Agriculture Commissioner Nikki Fried wants answers on what the Department of Environmental protection knew about Piney Point before the environmental disaster last month.
In a testy exchange with department Secretary Noah Valenstein during a Cabinet meeting Tuesday, the Commissioner attempted to shakedown Valenstein over a reported letter to DEP predicting a breach at the former phosphate plant.
Valenstein repeatedly acknowledged the Democrat’s concern for the environment and the “ticking time bomb” and expressed his willingness to sit down with her behind closed doors to look over documents.
Attorney General Ashley Moody, a Republican, attempted to diffuse the situation by sharing that she had talked at length with Valenstein and his staff. She suggested Cabinet members go to DEP staff with detailed questions.
But Fried continued on with one more question.
“While you don’t want to talk about the past, what about the 27 other sites like Piney Point across the state?” she asked. “We need to talk about a plan to deal with those other 27 that are, again, ticking time bombs on our environment.”
“Commissioner, I appreciate you not re-characterizing my comments of not wanting to talk about the past,” Valenstein responded. “What I’m saying is I think the most productive thing right now is to focus on closure and the fact that we have support (for) closure.”
Fried, likely to challenge Gov. Ron DeSantis in a nascent gubernatorial race, has turned up the heat against the administration in recent months. Fried also hosted a press conference after the Cabinet meeting that coincided with likely Democratic Primary rival U.S. Rep. Charlie Crist‘s formal campaign kickoff.
When asked after his presentation whether a Cabinet meeting was an appropriate time for Fried to ask those questions, Valenstein told Florida Politics that he’s always happy to answer questions. Additionally, he prided his agency on its transparency.
“We would need to know what site she’s talking about,” Valenstein said. “I look forward to having that conversation with her should she wish to have it.”
Lawmakers last month slotted $100 million in anticipated federal funds from the American Rescue Plan to help clean up and ultimately shut down the phosphate site.
During her press conference after the meeting, Fried told reporters she wished the Legislature had investigated and passed regulations to take preventative measures for the future. However, the Legislative Session ended Friday with a hearing and a briefing before the House Pandemics and Public Emergencies Committee.
“We are not going to allow Noah or this administration to push them under the rug and say everything is going to be okay,” Fried said. “We’re throwing hundreds of millions of dollars, taxpayer dollars, to an environmental disaster with no ‘hey, what happened, how did we get here?'”
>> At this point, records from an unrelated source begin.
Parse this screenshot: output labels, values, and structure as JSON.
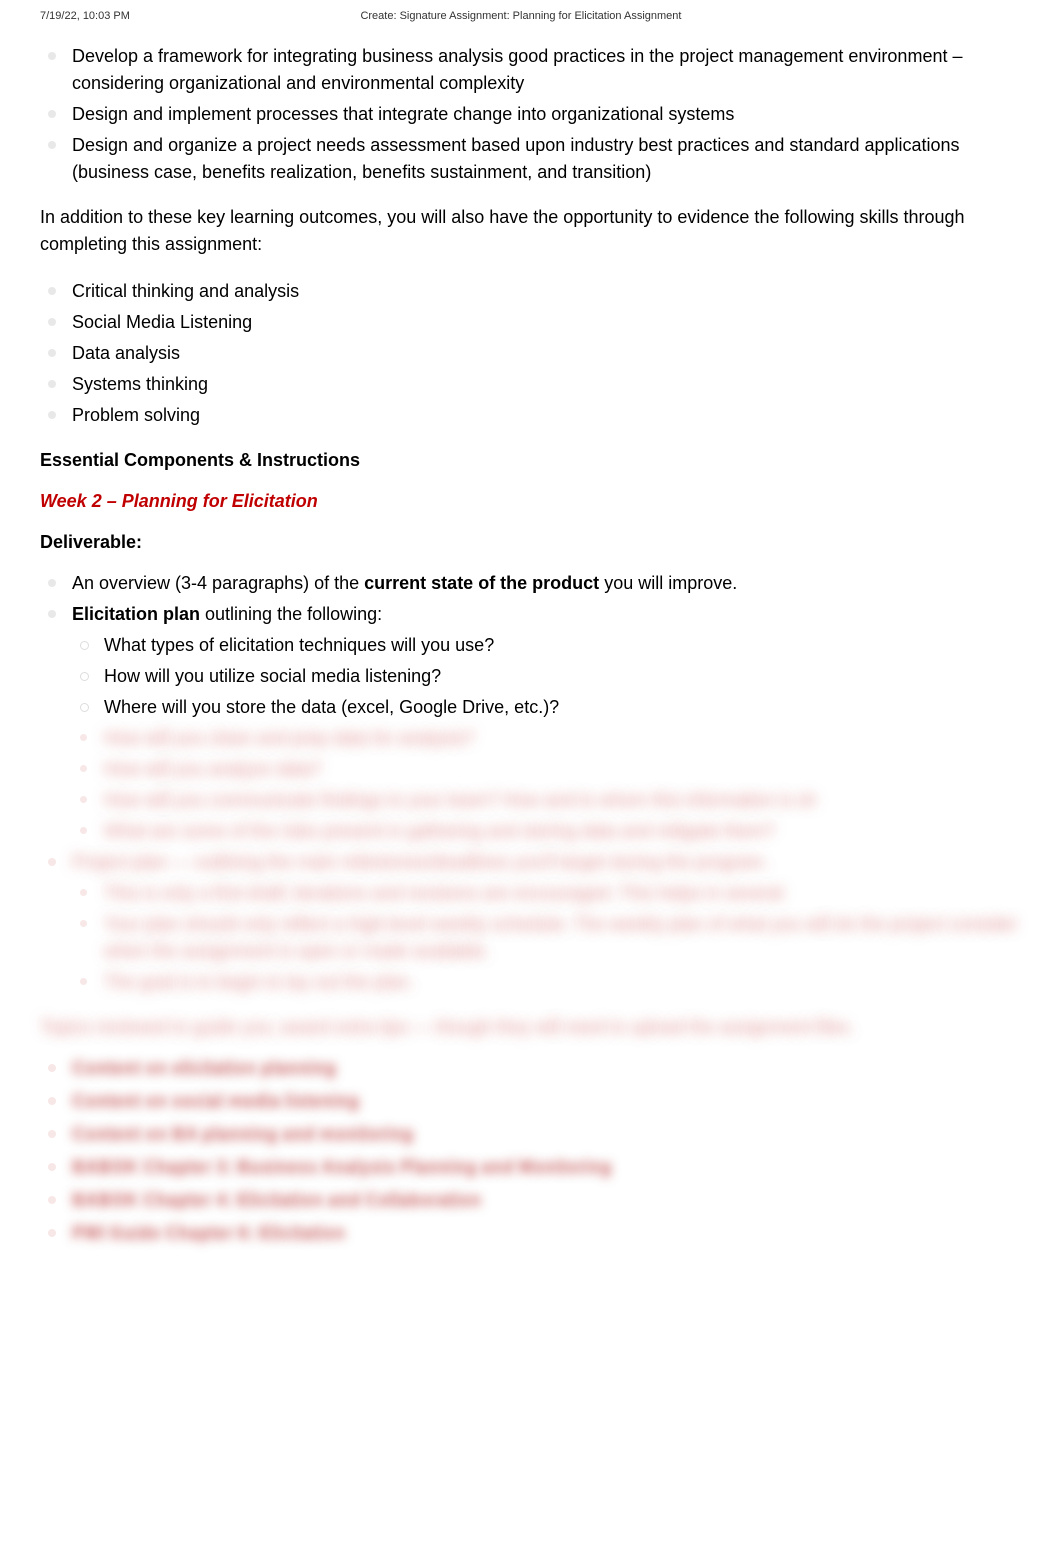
{
  "header": {
    "datetime": "7/19/22, 10:03 PM",
    "title": "Create: Signature Assignment: Planning for Elicitation Assignment"
  },
  "outcomes": [
    "Develop a framework for integrating business analysis good practices in the project management environment – considering organizational and environmental complexity",
    "Design and implement processes that integrate change into organizational systems",
    "Design and organize a project needs assessment based upon industry best practices and standard applications (business case, benefits realization, benefits sustainment, and transition)"
  ],
  "para1": "In addition to these key learning outcomes, you will also have the opportunity to evidence the following skills through completing this assignment:",
  "skills": [
    "Critical thinking and analysis",
    "Social Media Listening",
    "Data analysis",
    "Systems thinking",
    "Problem solving"
  ],
  "essential_heading": "Essential Components & Instructions",
  "week_heading": "Week 2 – Planning for Elicitation",
  "deliverable_heading": "Deliverable:",
  "deliverables": {
    "item1_pre": "An overview (3-4 paragraphs) of the ",
    "item1_bold": "current state of the product",
    "item1_post": " you will improve.",
    "item2_bold": "Elicitation plan",
    "item2_post": " outlining the following:",
    "sub": [
      "What types of elicitation techniques will you use?",
      "How will you utilize social media listening?",
      "Where will you store the data (excel, Google Drive, etc.)?"
    ]
  },
  "blurred_sub": [
    "How will you clean and prep data for analysis?",
    "How will you analyze data?",
    "How will you communicate findings to your team? How and to whom this information is sh",
    "What are some of the risks present in gathering and storing data and mitigate them?"
  ],
  "blurred_item3": "Project plan — outlining the main milestones/deadlines you'll target during the program.",
  "blurred_item3_sub": [
    "This is only a first draft; iterations and revisions are encouraged.                                  This helps in several",
    "Your plan should only reflect a high-level weekly schedule. The weekly plan of what you will do        the project                                consider when the assignment is open or made available.",
    "The goal is to begin to lay out the plan."
  ],
  "blurred_para": "Topics reviewed to guide you; award extra tips — though they will need to upload the assignment files.",
  "refs": [
    "Content on elicitation planning",
    "Content on social media listening",
    "Content on BA planning and monitoring",
    "BABOK Chapter 3: Business Analysis Planning and Monitoring",
    "BABOK Chapter 4: Elicitation and Collaboration",
    "PMI Guide Chapter 6: Elicitation"
  ]
}
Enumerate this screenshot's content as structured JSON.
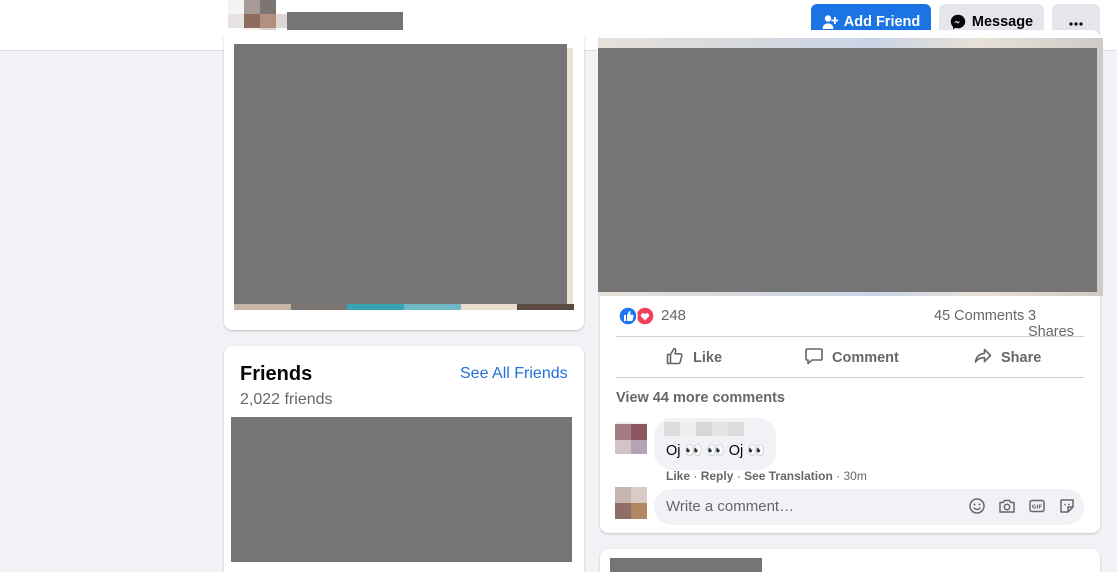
{
  "header": {
    "add_friend_label": "Add Friend",
    "message_label": "Message",
    "more_icon": "more-horizontal-icon",
    "brand_color": "#1b74e4"
  },
  "friends": {
    "title": "Friends",
    "count": "2,022 friends",
    "see_all_label": "See All Friends"
  },
  "post": {
    "reaction_icons": [
      "like-reaction-icon",
      "love-reaction-icon"
    ],
    "reaction_count": "248",
    "comments_count": "45 Comments",
    "shares_count": "3 Shares",
    "actions": {
      "like": "Like",
      "comment": "Comment",
      "share": "Share"
    },
    "view_more_comments": "View 44 more comments",
    "comment": {
      "text": "Oj 👀 👀 Oj 👀",
      "like": "Like",
      "reply": "Reply",
      "see_translation": "See Translation",
      "time": "30m"
    },
    "write_placeholder": "Write a comment…",
    "write_icons": [
      "emoji-icon",
      "camera-icon",
      "gif-icon",
      "sticker-icon"
    ]
  }
}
The Commissioner noted she had met on site in Manatee County with Valenstein while he was “literally drinking from a firehose of information.” She respected the Secretary’s time then, but now wants answers on how the state will decommission Piney Point and other similar sites with phosphate stacks.
“Now we need to go back and figure out how do we get here, what went on, who’s responsible for this activity?”
Fried was “disappointed but not surprised” by Valenstein’s preference for a one-on-one. That preference wouldn’t sit well with Sarasota and business owners impacted by the environmental damage.
“Ask them how they feel about Noah’s response,” Fried said. “I can tell you they would be just as disappointed as I was.”